## Task to carry out
Looking at the data that follows, count the lines containing the word "into" and write down only that count.

## Given entries
------------------------------------------------------------------------
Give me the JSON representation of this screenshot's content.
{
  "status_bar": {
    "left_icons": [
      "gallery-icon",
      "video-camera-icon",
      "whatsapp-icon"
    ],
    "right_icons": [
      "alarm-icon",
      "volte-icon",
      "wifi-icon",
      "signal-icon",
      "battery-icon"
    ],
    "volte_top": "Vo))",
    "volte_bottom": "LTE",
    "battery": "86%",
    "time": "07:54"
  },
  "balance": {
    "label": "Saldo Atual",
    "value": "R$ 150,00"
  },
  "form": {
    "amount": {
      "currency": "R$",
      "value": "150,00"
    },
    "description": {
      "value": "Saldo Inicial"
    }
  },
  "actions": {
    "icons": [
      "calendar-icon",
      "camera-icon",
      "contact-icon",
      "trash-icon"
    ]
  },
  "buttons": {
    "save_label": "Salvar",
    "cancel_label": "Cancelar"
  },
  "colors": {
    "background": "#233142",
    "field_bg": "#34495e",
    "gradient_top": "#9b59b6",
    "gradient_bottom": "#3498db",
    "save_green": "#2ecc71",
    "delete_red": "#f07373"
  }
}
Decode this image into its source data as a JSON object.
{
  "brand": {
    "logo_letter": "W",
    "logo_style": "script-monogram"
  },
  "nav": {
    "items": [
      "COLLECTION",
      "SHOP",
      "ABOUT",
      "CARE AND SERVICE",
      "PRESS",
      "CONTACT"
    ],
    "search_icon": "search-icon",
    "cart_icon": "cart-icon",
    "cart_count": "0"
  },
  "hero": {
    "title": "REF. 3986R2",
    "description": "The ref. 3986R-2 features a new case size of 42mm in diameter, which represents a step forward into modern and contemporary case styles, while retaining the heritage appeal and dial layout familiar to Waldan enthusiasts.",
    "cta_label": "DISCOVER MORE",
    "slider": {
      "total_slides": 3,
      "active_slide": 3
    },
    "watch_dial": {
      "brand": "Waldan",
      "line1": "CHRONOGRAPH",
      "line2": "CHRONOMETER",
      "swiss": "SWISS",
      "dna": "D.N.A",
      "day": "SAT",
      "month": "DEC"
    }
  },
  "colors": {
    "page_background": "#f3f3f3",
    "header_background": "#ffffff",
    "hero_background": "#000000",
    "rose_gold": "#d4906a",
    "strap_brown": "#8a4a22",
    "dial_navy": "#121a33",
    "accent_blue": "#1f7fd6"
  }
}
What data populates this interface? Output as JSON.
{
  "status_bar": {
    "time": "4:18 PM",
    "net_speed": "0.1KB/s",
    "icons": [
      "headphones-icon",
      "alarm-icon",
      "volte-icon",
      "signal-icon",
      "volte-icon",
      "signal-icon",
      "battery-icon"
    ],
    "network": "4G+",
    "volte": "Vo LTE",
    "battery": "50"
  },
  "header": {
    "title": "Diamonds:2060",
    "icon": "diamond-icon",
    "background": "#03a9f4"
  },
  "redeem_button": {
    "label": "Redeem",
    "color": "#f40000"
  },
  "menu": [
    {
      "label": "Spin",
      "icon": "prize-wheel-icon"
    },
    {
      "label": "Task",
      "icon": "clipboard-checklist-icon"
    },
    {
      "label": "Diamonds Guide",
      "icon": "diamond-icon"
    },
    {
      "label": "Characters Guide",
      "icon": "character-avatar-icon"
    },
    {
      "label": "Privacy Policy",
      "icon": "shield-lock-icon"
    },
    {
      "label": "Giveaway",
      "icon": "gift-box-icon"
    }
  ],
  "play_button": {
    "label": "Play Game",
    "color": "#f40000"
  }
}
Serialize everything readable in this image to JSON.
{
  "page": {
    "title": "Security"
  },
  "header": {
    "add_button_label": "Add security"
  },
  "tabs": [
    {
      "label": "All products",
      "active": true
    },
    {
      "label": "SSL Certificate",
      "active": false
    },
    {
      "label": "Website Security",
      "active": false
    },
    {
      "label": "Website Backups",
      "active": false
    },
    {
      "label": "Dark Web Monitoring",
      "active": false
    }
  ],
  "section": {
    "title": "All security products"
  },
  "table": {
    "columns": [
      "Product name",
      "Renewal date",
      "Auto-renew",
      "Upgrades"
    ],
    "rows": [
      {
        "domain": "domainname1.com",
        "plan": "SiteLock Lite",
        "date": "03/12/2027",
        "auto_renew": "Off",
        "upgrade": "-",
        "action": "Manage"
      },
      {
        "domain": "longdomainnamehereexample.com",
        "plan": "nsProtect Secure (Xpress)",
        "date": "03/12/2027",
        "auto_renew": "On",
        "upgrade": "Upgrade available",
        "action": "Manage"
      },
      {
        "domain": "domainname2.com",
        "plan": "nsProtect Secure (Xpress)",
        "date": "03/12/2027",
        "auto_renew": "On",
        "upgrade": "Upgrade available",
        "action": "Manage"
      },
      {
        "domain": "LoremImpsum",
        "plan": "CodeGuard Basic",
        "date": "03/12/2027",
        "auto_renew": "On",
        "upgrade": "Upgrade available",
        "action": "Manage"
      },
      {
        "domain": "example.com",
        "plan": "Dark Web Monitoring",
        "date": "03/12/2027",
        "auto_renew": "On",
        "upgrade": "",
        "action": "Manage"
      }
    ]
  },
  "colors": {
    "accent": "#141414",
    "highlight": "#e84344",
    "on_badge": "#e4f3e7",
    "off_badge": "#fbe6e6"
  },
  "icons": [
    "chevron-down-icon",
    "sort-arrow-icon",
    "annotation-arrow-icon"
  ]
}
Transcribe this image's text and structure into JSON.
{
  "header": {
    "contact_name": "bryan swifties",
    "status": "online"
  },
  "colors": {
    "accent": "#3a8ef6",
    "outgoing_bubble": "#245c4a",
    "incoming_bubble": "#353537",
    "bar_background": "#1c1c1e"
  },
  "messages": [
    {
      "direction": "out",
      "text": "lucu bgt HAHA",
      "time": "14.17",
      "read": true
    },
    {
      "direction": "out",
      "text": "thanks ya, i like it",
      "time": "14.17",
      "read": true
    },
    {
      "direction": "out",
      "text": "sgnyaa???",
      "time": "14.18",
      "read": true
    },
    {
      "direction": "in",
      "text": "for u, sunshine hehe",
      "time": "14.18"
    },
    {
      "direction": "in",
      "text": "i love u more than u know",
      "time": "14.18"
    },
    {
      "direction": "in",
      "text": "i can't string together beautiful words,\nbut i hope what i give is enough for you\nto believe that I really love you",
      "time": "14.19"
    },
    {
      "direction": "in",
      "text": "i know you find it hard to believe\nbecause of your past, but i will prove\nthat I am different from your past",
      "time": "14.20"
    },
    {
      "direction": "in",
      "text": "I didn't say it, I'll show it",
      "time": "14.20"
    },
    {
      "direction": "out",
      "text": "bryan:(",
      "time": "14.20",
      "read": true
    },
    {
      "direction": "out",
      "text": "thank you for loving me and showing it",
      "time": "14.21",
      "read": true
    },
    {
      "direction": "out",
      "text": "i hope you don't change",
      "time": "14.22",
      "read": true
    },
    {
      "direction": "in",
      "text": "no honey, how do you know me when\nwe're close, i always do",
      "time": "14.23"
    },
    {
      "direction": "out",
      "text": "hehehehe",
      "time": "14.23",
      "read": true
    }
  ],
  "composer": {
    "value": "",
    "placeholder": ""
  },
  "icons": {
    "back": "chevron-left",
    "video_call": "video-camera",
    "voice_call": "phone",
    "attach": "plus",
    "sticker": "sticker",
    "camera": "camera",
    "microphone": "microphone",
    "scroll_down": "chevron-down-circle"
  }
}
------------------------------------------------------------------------
## Problem solution
3